The evidence, viewed in the light most favorable to Luke, is insufficient to demonstrate a causal link between Luke's protected activity and the complained-of adverse employment actions. First, the record demonstrates clearly that Chief Calloway's decision to eliminate light duty positions was implemented department-wide as part of a larger restructuring of FAMU's entire police department. Nothing evidences that the policy change was made in retaliation for Luke's having filed earlier charges of discrimination against FAMU's police department. No but-for causation has been shown. See Univ. of Tex. Sw. Med. Ctr., 133 S. Ct. at 2528.
Luke has also failed to demonstrate a causal connection between her protected activity and her termination. Luke's employment was terminated on 25 June 2014: nearly six months after Luke filed her second charge of discrimination with the EEOC. In the absence of other evidence, these events were not sufficiently close in time to demonstrate causation. See Thomas, 506 F.3d at 1364 (a three-month gap between the protected activity and the adverse action was not “very close” and was, thus, insufficient to demonstrate a causal connection). Nor has Luke demonstrated that FAMU engaged in a series of adverse employment actions after learning of Luke's protected activity. See Wideman v. Wal-Mart Stores, Inc., 141 F.3d 1453, 1457 (11th Cir. 1998) (a plaintiff may establish causation by showing that her employer knew of her protected activity, and that a series of adverse employment actions commenced shortly thereafter).5
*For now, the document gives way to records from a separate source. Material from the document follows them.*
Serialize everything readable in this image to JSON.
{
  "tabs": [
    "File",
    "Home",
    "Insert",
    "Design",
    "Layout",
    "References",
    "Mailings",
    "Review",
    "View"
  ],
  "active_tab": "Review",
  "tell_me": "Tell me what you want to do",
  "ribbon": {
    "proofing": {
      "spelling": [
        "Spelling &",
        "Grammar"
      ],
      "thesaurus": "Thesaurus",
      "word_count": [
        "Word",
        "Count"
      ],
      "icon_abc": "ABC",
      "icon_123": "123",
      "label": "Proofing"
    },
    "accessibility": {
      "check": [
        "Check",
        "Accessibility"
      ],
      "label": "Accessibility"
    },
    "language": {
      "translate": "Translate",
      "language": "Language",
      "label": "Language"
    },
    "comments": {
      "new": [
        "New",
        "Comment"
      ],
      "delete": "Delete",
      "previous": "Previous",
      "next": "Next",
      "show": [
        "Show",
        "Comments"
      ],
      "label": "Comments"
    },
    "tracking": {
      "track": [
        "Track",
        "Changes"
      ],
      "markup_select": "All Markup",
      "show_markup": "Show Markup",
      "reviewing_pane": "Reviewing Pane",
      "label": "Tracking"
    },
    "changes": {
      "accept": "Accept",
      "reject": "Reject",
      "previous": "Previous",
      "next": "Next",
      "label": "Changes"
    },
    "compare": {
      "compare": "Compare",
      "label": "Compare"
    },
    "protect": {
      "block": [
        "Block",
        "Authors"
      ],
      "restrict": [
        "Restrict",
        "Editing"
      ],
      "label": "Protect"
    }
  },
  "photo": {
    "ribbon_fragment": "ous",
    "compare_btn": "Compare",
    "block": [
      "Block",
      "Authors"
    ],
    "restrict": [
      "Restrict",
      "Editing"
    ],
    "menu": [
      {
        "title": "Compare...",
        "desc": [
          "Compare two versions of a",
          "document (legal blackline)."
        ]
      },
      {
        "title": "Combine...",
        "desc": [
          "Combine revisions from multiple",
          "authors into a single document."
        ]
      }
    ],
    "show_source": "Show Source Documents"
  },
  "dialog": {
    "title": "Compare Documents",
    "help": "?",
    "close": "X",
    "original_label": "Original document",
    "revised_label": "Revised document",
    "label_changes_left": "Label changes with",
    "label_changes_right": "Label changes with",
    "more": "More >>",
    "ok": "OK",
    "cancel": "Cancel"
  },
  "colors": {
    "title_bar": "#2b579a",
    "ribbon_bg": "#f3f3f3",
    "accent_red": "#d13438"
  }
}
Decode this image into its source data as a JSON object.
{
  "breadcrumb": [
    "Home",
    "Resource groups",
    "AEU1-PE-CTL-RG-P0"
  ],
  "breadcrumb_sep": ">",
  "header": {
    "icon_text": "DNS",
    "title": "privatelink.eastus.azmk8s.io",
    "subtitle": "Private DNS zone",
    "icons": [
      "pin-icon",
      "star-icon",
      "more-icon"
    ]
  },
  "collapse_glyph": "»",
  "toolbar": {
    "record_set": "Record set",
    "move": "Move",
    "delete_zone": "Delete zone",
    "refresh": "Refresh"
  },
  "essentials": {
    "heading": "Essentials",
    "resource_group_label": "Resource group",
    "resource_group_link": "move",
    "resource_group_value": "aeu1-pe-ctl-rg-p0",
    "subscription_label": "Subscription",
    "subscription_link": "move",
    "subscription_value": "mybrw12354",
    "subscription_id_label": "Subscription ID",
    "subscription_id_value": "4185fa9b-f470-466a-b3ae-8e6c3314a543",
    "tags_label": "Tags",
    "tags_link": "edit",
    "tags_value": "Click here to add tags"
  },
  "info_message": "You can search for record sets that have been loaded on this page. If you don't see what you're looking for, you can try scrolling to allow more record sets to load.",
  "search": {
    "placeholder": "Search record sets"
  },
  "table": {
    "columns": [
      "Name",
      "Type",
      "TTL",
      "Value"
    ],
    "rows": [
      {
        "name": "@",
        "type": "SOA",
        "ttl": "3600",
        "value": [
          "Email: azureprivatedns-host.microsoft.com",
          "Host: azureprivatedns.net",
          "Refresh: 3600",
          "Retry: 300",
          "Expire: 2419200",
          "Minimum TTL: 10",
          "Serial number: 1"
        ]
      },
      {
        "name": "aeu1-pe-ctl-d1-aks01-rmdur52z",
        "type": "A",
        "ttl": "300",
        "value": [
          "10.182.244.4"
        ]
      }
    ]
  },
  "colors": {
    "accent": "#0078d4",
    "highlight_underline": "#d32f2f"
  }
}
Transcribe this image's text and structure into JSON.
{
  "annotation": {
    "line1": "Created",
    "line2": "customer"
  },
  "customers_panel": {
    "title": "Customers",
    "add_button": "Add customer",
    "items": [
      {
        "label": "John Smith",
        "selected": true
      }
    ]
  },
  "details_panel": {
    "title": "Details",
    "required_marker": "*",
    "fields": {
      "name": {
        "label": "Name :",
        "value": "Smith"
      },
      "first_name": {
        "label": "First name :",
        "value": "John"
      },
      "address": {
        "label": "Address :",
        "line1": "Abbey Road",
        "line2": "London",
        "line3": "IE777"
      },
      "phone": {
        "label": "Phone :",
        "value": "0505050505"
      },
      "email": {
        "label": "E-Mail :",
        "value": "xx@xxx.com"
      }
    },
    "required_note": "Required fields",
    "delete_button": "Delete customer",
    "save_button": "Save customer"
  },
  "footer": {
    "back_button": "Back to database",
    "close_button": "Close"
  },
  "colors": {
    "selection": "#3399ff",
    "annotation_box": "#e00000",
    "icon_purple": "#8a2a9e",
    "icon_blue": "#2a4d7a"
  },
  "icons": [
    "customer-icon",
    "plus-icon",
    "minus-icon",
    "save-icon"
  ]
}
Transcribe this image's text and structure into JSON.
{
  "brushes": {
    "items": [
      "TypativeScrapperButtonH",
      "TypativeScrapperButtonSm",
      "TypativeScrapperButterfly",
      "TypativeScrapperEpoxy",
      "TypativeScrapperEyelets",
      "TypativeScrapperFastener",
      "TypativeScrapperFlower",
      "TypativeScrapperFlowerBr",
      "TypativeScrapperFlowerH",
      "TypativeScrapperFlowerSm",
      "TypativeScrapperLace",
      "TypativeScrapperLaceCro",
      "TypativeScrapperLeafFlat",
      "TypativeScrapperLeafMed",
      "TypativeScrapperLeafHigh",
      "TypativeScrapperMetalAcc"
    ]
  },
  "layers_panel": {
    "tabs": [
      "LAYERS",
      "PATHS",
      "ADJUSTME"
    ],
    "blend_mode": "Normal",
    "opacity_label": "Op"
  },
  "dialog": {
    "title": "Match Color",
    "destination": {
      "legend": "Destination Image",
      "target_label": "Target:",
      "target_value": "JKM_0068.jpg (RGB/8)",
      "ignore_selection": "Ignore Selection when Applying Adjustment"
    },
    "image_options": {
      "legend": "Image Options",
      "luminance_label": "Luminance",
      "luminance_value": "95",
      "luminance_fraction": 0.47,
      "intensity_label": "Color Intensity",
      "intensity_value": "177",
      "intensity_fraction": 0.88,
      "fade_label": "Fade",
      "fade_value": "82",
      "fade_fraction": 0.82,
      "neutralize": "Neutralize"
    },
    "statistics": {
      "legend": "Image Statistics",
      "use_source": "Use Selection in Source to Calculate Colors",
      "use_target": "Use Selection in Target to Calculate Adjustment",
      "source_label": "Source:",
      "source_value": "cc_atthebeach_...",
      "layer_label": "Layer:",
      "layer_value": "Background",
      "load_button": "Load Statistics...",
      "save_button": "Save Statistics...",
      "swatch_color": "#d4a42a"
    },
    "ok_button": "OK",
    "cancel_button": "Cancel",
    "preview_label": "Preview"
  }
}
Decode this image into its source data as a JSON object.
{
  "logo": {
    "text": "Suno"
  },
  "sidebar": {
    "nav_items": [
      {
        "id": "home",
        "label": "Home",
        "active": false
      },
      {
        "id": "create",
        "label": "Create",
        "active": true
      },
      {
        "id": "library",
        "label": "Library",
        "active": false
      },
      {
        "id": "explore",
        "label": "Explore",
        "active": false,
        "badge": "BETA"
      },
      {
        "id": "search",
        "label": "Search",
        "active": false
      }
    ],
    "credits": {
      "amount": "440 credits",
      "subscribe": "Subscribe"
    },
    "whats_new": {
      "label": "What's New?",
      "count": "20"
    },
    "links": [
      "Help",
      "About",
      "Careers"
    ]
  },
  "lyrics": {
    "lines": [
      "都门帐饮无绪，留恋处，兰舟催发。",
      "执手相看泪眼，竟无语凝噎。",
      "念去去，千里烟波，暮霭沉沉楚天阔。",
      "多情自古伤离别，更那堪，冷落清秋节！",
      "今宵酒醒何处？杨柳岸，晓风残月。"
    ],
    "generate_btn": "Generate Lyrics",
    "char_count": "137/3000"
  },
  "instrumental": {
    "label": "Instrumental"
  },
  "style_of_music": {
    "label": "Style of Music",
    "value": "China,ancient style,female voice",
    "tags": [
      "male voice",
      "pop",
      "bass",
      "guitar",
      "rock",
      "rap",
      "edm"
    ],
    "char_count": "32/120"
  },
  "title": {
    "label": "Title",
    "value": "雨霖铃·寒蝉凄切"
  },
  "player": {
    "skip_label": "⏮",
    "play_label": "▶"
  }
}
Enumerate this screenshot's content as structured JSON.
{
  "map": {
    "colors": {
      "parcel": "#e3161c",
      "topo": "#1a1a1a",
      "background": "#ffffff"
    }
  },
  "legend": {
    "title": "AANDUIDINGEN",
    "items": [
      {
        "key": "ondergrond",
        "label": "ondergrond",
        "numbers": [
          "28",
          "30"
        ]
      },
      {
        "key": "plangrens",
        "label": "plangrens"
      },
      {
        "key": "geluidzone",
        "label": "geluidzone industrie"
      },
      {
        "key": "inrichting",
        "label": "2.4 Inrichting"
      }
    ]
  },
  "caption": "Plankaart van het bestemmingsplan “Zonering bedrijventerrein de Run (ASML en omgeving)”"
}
1. Luke also asserted that FAMU discriminated against her based on her gender, age, and whistleblowing activity. Because Luke raises no substantive challenge to the district court's grant of summary judgment on these claims, they are abandoned for appeal. See Sapuppo v.Allstate Floridian Ins. Co., 739 F.3d 678, 680 (11th Cir. 2014).
2. We analyze claims filed under the Rehabilitation Act and the FCRA using the same legal framework that applies to claims filed under the Americans with Disabilities Act. Holly v.Clairson Indus., LLC, 492 F.3d 1247, 1255 (11th Cir. 2007) (FCRA); Sutton v. Lader, 185 F.3d 1203, 1208 n.5 (11th Cir. 1999) (Rehabilitation Act).
3. To the extent Luke has asserted in the district court that the dispatch assignment was discriminatory, she has abandoned that argument on appeal.
4. The parties do not dispute that performing patrol duties constituted an essential function of Luke's position. A 2012 job description for a FAMU law enforcement sergeant says that a sergeant's primary duty -- making up 40% of the sergeant's overall duties and responsibilities -- was to patrol the university on foot or in a mobile unit.
5. Even to the extent that Luke could establish a prima facie case of retaliation, she has also failed to show that FAMU's legitimate, non-retaliatory reason for terminating her employment -- her inability to perform an essential function of her job -- was a pretext for retaliation.